Police descend on Anola, Man. Friday after RCMP say armed man barricaded himself in home

On Friday RCMP received a report of a man with firearms uttering threats to his family and police.

Man, 45, found dead on Saturday

Two police trucks drove towards Anola, Man. on Friday night. (Steve Rempel/Facebook)

When Eric Metrow went to drive around his small Manitoba community Friday night he came face-to-face with an officer dressed in camouflage holding a rifle, he says.

RCMP tactical units and police cars shut down roads east of Anola, Man. — which is about 40 kilometres east of Winnipeg — starting around 9 p.m. Friday evening and into Saturday morning, Metrow said.

Officers were responding to an armed man who had secured himself in his home, RCMP said.

On Friday RCMP received a report of a man with firearms uttering threats to his family and police. Officers and members of the Emergency Response Team secured the area around the home, where the man was alone inside.

On Saturday, officers entered the home and found the 45-year-old man dead. 

The investigation has been handed over to the Independent Investigation Unit of Manitoba, RCMP said. 

Drivers turned away from the area

Metrow was driving with a friend around 9:30 p.m. Friday night. He was headed eastbound on Highway 15 toward Provincial Road 302 when he was stopped by two police cars parked in the middle of the road without their lights on. Between the cars was a man holding a flashlight, he said.

"This guy was dressed in full camo. He had a balaclava on, holding an M16 [rifle]," Metrow said. 

On her way home from Winnipeg Friday night, Tiffany Winter and her boyfriend were also stopped by a heavily armed man dressed in camouflage. He told them they'd have to take a detour to get to their home on Highway 15, near the corner of Provincial Road 302.

When they finally arrived, there were RCMP cars at the end of their driveway. The couple asked what was going on, but all they were told was that it was serious, Winter said.

They were allowed inside their home but about three hours later Winter heard a loudspeaker booming outside. 

"We could hear them on a loudspeaker saying things like, 'Open the door. We are not here to hurt you, we want to help you. Answer the phone.

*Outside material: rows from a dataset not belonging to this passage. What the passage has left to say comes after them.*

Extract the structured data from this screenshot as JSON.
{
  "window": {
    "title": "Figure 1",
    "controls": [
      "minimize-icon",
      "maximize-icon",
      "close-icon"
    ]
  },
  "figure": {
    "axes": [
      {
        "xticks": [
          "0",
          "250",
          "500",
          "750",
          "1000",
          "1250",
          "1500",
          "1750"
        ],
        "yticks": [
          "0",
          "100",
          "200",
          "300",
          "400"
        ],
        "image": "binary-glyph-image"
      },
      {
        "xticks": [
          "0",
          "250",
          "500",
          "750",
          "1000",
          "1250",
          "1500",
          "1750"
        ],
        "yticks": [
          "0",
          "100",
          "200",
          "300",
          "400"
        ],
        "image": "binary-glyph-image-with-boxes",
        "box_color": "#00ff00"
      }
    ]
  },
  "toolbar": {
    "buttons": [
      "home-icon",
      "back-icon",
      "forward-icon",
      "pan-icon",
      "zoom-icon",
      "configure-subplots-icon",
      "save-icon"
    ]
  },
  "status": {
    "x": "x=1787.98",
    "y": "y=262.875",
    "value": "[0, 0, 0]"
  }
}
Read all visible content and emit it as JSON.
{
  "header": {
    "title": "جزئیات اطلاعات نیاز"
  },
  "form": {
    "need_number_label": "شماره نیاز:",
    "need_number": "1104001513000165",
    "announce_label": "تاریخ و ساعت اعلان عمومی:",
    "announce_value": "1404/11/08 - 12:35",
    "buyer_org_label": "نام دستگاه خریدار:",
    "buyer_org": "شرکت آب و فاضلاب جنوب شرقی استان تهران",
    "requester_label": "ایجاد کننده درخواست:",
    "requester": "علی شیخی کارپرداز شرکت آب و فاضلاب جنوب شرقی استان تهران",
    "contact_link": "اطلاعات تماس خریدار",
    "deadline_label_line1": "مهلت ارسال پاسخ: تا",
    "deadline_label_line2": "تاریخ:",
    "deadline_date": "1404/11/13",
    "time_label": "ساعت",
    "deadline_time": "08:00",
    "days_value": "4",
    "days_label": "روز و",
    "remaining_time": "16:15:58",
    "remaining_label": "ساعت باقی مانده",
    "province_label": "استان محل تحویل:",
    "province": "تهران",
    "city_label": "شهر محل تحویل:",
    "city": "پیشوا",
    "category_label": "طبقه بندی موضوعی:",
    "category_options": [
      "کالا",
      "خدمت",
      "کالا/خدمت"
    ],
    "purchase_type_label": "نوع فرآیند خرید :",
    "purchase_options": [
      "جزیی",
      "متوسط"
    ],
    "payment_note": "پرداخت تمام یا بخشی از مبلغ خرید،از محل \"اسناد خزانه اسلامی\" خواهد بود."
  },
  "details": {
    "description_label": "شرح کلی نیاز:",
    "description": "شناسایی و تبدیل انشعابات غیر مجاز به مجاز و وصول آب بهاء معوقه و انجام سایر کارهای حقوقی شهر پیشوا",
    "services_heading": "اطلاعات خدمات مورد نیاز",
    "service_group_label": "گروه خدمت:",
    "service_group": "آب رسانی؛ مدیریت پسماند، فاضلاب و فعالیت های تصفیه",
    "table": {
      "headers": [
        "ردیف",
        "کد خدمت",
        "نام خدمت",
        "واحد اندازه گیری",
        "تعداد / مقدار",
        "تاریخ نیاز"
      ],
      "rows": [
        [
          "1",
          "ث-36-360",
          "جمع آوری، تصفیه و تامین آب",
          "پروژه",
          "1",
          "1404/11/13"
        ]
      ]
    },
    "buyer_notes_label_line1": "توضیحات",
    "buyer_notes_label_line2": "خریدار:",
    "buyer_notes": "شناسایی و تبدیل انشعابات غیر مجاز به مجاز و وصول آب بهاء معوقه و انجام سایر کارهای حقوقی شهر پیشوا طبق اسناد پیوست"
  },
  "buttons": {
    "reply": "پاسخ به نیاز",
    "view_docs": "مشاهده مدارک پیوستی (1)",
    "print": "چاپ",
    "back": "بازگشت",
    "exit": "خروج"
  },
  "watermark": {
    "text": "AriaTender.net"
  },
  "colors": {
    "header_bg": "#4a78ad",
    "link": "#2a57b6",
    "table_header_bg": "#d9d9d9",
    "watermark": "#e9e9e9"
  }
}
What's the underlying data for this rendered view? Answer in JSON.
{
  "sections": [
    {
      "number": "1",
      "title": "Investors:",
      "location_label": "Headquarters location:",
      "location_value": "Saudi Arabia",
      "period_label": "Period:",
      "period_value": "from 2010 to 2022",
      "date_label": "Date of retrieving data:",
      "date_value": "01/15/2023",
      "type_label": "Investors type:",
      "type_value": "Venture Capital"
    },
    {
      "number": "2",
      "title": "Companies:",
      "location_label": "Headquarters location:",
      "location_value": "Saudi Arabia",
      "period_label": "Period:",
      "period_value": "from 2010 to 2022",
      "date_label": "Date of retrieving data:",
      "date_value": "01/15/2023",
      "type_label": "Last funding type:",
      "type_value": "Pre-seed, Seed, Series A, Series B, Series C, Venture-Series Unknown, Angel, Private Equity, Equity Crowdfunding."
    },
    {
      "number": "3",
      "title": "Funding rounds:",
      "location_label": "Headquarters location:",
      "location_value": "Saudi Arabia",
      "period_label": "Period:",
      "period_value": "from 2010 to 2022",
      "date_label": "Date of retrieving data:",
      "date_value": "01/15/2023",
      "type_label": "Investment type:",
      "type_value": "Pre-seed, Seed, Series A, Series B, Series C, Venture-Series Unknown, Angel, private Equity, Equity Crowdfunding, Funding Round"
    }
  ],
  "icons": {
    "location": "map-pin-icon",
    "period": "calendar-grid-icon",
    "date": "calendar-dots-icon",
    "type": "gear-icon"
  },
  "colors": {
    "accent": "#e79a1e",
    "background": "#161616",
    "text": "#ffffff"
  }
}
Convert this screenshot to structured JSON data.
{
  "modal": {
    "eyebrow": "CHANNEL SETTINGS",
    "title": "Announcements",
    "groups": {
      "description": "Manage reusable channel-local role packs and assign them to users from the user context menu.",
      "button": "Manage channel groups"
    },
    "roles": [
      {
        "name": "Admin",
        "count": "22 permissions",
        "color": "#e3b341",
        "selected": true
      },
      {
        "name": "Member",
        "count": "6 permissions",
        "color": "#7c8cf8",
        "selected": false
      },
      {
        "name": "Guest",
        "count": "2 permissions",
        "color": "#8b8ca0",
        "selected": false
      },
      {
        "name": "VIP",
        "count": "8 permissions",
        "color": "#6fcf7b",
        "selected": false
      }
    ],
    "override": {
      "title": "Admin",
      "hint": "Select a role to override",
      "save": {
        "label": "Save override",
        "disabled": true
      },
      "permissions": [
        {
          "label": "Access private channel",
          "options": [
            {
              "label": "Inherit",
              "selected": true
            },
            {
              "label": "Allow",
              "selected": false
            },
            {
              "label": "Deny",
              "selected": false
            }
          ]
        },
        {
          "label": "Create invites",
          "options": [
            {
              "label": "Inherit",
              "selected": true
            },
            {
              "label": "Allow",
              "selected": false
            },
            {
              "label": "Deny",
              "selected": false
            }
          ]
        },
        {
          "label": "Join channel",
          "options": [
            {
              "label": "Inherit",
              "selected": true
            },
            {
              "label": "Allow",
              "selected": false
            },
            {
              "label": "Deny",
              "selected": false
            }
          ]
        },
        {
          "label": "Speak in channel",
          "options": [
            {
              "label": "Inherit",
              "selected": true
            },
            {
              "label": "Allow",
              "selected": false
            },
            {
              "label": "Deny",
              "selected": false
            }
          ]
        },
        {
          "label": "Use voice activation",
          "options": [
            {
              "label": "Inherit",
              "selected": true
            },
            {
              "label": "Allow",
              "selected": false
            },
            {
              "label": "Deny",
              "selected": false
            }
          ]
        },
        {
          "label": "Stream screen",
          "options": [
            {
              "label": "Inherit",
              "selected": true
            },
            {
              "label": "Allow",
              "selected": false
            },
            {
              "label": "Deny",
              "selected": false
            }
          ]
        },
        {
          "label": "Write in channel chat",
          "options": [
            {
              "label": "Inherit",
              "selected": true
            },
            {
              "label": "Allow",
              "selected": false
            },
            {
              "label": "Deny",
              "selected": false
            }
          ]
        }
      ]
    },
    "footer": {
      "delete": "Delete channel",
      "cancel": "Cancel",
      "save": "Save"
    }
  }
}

We want to help. We just want to talk to you,'" she said.

Winter said she was awoken Saturday just after 6 a.m. by her dog barking and a banging on the door. An RCMP officer told her that she would have to stay in her house, or if she had to leave she could only head east. 

"I asked if everything was okay and they said they were just trying to get the situation under control," she said.

"I was kind of worried because I don't really know what's going on and things like that don't normally happen out here. It's usually quiet, small town, not a lot of drama happens. So I was concerned."

Many people from the Anola area posted questions about the incident on social media. Around 10 a.m. on Saturday, people online said that the roads were re-opened.

"To me it was just odd because you don't see that every day. It was a little bit frightening because it was a little bit close to home, and stuff like that shouldn't be happening close to home," Metrow said.

with files from Erin Brohman